*Data shown:*
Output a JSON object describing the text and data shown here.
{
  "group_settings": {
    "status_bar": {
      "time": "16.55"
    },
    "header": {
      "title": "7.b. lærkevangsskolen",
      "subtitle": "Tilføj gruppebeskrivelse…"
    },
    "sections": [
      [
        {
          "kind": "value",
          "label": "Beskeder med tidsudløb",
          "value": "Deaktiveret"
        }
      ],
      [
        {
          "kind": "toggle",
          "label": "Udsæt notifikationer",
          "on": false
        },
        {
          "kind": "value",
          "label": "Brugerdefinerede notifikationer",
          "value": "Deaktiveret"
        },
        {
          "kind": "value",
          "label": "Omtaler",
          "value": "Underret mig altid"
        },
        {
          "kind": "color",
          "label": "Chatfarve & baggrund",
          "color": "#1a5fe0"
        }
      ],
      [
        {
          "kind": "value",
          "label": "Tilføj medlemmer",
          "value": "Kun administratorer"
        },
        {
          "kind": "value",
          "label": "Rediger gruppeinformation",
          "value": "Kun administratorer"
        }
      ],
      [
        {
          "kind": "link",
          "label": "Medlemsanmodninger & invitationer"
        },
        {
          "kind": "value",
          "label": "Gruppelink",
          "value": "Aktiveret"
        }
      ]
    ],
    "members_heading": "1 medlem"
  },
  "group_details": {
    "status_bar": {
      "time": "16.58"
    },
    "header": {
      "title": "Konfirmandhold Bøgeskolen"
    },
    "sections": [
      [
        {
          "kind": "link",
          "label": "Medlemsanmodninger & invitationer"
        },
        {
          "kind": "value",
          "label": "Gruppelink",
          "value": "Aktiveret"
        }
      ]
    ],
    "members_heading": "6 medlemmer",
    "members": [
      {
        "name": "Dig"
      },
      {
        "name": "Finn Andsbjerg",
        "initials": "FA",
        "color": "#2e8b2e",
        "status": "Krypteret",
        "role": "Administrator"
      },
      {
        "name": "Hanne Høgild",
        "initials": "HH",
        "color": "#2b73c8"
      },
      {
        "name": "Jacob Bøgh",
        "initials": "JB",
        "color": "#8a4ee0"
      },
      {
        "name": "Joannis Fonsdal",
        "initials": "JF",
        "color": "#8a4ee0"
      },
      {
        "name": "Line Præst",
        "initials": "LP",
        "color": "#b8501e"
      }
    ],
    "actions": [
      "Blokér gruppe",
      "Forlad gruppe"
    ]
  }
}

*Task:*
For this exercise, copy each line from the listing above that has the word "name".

*Final answer:*
        "name": "Dig"
        "name": "Finn Andsbjerg",
        "name": "Hanne Høgild",
        "name": "Jacob Bøgh",
        "name": "Joannis Fonsdal",
        "name": "Line Præst",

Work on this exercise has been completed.